Pushing off from our launch point (a nondescript clearing near the river road) I quickly realise that steering is going to be a challenge. The current catches me and immediately pulls me downstream, but reclining in a bouncy rubber raft is not the best posture for paddling – a lesson I learn after accidentally splashing cold water in my own lap and crashing straight through some overhanging, cobweb-covered branches. Whoops.
It takes me about half the ride to get the knack of it, paddling on one side of the tube and making strategic use of spinning in circles in order to manoeuvre around obstacles. Once I can direct myself away from the snags and overhanging branches without completely spinning out, I’m able to start appreciating the beauty of the river itself. And it is lovely. The trees are huge and majestic. My companion points out a sacred kingfisher, diving in the rushing water for prey. A little further on, a pair of rufous fantails start swooping around us, snapping up insects. And then I have to start frantically paddling again, lest I crash into a fallen tree. (My advice: wear shoes.)

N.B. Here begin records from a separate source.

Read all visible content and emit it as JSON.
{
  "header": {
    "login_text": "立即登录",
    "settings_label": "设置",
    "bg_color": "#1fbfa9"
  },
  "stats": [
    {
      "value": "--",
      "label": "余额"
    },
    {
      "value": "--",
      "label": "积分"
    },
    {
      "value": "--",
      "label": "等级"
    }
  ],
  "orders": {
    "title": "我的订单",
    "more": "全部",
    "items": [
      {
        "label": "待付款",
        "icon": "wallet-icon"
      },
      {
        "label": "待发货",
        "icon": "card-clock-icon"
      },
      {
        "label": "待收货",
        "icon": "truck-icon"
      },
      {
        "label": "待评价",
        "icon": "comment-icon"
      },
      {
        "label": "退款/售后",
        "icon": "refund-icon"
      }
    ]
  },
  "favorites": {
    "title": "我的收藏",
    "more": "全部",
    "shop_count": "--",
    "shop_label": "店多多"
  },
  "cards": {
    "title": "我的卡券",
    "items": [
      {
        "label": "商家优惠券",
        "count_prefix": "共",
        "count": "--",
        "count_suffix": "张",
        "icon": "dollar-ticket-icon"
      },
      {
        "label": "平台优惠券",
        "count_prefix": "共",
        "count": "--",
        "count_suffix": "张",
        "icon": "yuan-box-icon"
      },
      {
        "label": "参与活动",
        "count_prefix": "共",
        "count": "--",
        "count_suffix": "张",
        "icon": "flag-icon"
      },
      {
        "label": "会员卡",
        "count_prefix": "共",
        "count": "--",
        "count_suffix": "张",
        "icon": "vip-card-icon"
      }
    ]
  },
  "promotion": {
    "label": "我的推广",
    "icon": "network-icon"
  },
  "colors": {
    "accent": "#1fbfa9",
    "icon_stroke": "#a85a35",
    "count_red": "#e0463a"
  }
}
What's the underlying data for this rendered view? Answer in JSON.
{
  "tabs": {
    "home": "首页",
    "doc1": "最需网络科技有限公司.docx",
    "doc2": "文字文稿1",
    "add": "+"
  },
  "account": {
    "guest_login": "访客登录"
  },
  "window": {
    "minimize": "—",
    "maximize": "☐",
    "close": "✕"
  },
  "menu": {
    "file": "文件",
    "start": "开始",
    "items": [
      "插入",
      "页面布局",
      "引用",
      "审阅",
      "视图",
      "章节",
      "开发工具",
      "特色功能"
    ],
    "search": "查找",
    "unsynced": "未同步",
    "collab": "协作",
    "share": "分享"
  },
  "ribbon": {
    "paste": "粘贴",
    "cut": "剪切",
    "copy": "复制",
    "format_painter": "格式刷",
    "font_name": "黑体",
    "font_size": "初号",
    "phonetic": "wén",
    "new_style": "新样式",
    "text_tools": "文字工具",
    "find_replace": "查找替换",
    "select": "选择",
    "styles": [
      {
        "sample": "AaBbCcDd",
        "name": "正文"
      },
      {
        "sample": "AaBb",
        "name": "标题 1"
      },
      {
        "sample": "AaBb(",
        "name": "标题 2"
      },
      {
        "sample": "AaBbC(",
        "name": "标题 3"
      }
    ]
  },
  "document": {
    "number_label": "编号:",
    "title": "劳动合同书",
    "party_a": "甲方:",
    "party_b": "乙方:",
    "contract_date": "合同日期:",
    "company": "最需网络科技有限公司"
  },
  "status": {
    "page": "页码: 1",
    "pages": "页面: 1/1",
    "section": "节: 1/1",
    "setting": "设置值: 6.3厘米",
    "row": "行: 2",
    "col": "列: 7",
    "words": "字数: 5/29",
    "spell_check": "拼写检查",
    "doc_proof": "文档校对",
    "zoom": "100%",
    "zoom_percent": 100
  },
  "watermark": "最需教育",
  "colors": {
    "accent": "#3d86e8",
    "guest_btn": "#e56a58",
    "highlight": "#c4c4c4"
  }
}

We’re on the water for about an hour and 20 minutes, though the time flies. We’re happy, drenched and buzzing with adrenaline when we climb out – twice, in my case, once unsuccessfully.
With Warburton only 90 minutes from home, we could have driven up and back in a day, but we decided to spend the night instead. The town has a range of pub-style accommodation at the also recently renovated Alpine Retreat Hotel (from $176 p/n).
It’s not a huge town, but for those who aren’t particularly water-oriented, there is a beautiful bike trail that starts off the main drag and runs all the way to Lilydale following the old train line, and a gentle riverside walk for the less energetic. For the drive back the next morning, Silva Coffee Roasters does a coffee tasting (like wine tasting, but instead of putting you to sleep it makes you really wired).
The town is also full of quirky vintage and trash-and-treasure stores that haven’t yet been totally picked over. I browse through, eyes peeled for old truck tyres.